Convening local partnerships in the safety net to inform, influence, and implement health policy
Medicaid Enrollment Cleveland, OH

Providers in Atlanta improved quality and tackled access issues for thousands of patients

Originally launched in 2010, the Initiative built upon their earlier collaborative efforts, which provided the partners with experience in creating a coordinated care network—a critical asset as the partners moved forward. Beginning in 2014, they entered into the next phase of their work, utilizing the technical assistance and guidance provided by the National Partnership.



Collaborating to Improve Access and Care for Atlanta’s Safety Net Patients

The Atlanta Safety Net Collaborative Initiative worked together to strengthen their ability to serve the community’s most vulnerable patients. In the metro-Atlanta area, hundreds of thousands of low-income patients, many of whom remain uninsured, do not have adequate access to the care services they need.

As the primary providers for many of these patients, the Initiative’s members tackled these larger access issues and created a coordinated system of care. The Initiative identified a number of strategic initiatives and solutions to build upon as they moved forward in development. Programs include:

  • Improving health outcomes and experiences for people who are medically underserved by creating patient centered medical homes (PCMH).
  • Maximizing efficiencies of existing safety net resources through collaboration, service integration and elimination of duplication. These have included patient navigator and community health worker programs, medical staff privileges to the public hospital and increased access to that hospital’s electronic health record system.
  • Designing a viable business model to assure sustainable use of public and private resources.

Resources and Support from the National Partnership

The National Partnership provided research assistance to the Initiative as they developed a larger program to address health care access problems. Some challenges the Initiative faced are familiar to all U.S. providers of health care to vulnerable populations. Others were specific to the state’s political context. For example, as of April 2015, Georgia has maintained its decision not to expand Medicaid. The National Partnership helped the Initiative navigate these challenges by providing federal and state legislative resources, case studies from other states, and guidance on promising solutions.

Leveraging Powerful Partnerships

The Atlanta Safety Net Collaborative Initiative comprised six local providers, all of which cared disproportionally for the underserved. Their partnership and shared goals created a distinct opportunity to improve care and access for their collective patient population.

As long-standing partners, the Initiative members knew how to leverage collaborative effort to accomplish their shared goals. Their commitment and dedication led to the success of their past efforts and they were able to move forward in finding efficient, low-cost solutions to improving access and care.
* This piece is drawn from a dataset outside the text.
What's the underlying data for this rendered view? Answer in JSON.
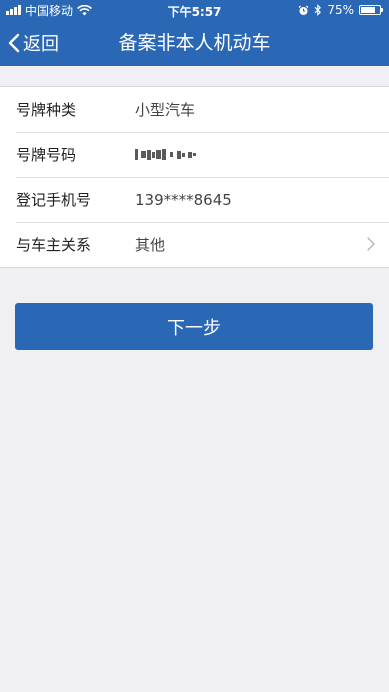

Responding to the Affordable Care Act and Medicaid Expansion

The Initiative’s efforts followed in the wake of larger health care reform initiated by the Affordable Care Act (ACA). Many low-income patients in the metro-Atlanta area were not able to access the critical care services they need. Similarly, Georgia’s decision not to expand Medicaid left many of these patients uninsured. Yet there are provisions within the ACA that helped increase access and improve care delivery. Together, the members of the Initiative found ways to activate these potential solutions as they navigated federal and state legislature. In addition, the Initiative explored options initiated in other non-expansion states that addressed increased access to services for the low income uninsured population.

Partners of the Atlanta Safety Net Collaborative Initiative

The Atlanta Safety Net Collaborative Initiative comprises the following organizations:

  • Grady Health System: One of the largest public hospitals in the United States and the region’s premier level 1 trauma center
  • Southside Medical Center: A Federally Qualified Health Center and Joint Commission certified Patient Centered Medical home that operates out of eight local clinics
  • Family Health Centers (FHCGA) of Georgia: Formerly West End Medical Center, a Federally Qualified Health Center that operates as a NCQA Level 3 Patient Centered Medical Home
  • Saint Joseph’s Mercy Care Services: Also known as Mercy Care, a Federally Qualified Health Center and NCQA certified Patient Centered Medical Home operating out of 14 sites, as well as Atlanta’s only Healthcare for the Homeless program
  • Oakhurst Medical Center: A Federally Qualified Health Center and Joint Commission certified Patient Centered Medical home that operates out of four local clinics
  • HEALing Community Center: A Federally Qualified Health Center specializing in head and neck cancer for patients within medically underserved zip codes